Show every line of the data below that includes the word "date".

▽

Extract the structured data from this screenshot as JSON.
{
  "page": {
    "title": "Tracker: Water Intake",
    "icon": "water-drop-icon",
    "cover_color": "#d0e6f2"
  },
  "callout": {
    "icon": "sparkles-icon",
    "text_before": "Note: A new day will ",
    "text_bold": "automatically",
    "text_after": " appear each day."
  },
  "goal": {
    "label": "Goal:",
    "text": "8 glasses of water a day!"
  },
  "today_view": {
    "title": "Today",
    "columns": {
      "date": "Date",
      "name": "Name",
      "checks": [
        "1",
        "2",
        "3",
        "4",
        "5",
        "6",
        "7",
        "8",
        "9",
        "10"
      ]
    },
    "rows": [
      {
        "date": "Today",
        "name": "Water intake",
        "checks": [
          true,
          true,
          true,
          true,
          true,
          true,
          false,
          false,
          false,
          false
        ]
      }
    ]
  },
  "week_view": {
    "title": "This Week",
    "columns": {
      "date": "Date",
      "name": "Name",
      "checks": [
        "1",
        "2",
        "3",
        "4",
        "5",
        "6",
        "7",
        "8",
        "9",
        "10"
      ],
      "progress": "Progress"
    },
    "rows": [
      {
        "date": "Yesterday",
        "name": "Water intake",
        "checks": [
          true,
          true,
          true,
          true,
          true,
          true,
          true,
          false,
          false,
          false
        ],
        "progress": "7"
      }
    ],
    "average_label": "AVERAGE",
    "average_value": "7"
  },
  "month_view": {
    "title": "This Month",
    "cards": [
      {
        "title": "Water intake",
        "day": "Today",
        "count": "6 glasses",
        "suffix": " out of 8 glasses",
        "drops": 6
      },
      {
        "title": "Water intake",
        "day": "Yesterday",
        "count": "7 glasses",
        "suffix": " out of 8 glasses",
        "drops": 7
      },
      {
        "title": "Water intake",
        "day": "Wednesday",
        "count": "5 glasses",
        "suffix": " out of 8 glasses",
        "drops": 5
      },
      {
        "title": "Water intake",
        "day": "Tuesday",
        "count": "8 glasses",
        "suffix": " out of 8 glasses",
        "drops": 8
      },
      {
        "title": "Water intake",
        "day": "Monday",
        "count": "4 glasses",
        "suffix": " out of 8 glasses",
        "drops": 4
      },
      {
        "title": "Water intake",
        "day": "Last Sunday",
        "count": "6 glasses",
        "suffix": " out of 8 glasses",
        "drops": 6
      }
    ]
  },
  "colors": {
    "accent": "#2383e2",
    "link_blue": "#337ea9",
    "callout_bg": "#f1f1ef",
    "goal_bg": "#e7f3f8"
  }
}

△

WRITTEN RESPONSE.
      "date": "Date",
        "date": "Today",
      "date": "Date",
        "date": "Yesterday",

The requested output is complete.